• Problem description:
All lines in the data bearing the string "JSON" should be identified and copied.

Web page and app entries
########################################

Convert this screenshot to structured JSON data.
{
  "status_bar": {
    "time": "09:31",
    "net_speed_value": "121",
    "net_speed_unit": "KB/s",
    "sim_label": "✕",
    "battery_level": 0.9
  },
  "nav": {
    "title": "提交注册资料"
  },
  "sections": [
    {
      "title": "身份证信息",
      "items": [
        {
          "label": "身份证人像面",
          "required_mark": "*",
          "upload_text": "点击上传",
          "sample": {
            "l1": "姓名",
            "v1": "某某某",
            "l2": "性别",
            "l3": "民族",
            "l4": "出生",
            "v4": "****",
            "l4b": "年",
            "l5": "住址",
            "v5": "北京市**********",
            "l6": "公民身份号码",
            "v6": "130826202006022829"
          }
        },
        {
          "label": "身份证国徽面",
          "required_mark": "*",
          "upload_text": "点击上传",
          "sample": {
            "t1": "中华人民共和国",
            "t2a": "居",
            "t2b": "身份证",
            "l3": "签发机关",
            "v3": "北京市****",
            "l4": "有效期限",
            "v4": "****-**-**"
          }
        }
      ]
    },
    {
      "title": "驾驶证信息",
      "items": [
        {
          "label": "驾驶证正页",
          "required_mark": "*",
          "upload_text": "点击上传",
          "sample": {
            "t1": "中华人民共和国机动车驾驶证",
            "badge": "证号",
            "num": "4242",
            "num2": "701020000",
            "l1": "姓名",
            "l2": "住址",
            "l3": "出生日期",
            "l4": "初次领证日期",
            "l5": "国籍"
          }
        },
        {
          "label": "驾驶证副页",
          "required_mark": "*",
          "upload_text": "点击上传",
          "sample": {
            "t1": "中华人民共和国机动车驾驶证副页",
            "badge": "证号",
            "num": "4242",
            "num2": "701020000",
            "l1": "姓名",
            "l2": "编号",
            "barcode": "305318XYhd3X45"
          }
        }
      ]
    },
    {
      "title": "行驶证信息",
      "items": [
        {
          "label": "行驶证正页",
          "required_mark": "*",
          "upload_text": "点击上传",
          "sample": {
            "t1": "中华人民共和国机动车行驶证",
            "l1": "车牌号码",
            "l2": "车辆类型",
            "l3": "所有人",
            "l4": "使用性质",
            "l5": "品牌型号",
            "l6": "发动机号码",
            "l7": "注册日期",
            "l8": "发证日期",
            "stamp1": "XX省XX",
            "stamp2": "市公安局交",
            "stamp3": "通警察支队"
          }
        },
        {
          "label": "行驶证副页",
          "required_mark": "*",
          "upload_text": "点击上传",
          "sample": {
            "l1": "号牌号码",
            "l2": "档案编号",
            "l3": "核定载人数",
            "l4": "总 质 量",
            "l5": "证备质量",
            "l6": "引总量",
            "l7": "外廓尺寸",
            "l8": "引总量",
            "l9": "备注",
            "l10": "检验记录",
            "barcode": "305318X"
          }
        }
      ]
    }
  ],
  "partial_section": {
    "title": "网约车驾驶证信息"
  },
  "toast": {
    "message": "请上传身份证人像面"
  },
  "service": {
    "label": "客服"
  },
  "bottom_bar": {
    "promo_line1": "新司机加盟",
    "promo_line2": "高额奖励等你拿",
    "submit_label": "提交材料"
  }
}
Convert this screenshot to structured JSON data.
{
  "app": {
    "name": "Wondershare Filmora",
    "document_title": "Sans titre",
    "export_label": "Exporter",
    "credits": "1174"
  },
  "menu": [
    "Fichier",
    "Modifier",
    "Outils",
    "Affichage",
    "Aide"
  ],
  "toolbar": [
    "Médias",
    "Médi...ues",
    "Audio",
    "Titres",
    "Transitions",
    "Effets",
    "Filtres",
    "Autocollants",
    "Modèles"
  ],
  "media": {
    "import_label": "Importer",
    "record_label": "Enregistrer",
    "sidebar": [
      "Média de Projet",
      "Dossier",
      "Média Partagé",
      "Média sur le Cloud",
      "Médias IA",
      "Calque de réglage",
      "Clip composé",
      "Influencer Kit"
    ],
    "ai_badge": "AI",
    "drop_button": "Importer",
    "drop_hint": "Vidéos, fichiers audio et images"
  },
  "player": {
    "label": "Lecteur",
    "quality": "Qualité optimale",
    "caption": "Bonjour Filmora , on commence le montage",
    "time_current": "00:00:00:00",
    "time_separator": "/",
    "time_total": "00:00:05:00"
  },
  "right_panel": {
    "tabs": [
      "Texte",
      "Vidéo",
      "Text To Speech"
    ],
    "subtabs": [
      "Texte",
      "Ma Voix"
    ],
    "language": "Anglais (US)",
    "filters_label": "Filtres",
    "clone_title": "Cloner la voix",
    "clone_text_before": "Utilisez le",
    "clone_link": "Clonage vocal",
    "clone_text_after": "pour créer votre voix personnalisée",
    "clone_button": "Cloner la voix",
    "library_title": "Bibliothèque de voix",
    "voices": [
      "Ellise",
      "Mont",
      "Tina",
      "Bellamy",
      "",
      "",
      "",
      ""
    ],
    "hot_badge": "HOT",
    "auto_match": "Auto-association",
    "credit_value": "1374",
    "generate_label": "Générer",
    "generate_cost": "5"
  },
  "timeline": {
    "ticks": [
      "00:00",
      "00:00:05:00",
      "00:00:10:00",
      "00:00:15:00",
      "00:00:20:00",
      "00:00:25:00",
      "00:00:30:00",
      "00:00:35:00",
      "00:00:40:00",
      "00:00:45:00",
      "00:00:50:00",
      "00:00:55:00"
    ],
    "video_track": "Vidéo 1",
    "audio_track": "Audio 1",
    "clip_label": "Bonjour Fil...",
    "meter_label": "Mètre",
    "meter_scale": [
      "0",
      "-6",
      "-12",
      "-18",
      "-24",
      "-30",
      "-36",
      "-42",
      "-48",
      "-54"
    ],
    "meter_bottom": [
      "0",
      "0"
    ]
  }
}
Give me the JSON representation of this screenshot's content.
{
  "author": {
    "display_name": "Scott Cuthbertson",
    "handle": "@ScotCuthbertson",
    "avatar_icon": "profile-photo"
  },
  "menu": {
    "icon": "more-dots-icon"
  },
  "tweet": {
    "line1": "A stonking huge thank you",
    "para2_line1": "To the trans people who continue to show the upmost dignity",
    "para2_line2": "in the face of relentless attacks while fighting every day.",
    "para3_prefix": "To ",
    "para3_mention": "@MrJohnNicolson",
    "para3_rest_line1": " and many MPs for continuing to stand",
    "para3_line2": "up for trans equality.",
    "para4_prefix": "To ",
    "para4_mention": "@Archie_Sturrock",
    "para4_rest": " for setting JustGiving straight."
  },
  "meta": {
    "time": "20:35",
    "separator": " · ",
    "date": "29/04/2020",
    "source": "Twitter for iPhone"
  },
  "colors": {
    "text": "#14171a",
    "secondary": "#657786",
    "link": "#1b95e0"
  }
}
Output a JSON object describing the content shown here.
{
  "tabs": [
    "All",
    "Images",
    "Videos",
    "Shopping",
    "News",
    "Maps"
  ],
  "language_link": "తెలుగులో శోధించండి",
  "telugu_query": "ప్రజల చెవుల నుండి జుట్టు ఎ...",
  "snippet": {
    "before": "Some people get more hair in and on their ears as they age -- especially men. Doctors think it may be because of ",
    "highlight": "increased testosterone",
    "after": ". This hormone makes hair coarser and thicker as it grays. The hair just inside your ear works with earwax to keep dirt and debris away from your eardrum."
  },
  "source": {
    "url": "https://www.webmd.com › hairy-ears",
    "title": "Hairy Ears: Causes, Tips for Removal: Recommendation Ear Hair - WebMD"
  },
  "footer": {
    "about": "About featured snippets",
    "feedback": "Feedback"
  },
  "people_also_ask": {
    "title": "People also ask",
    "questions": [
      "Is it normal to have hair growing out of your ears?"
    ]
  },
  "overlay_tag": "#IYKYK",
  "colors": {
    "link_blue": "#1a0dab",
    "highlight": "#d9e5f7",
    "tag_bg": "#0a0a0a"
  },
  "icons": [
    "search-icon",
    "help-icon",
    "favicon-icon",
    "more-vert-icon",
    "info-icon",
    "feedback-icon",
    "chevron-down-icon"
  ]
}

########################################

• Exercise result:
Convert this screenshot to structured JSON data.
Convert this screenshot to structured JSON data.
Give me the JSON representation of this screenshot's content.
Output a JSON object describing the content shown here.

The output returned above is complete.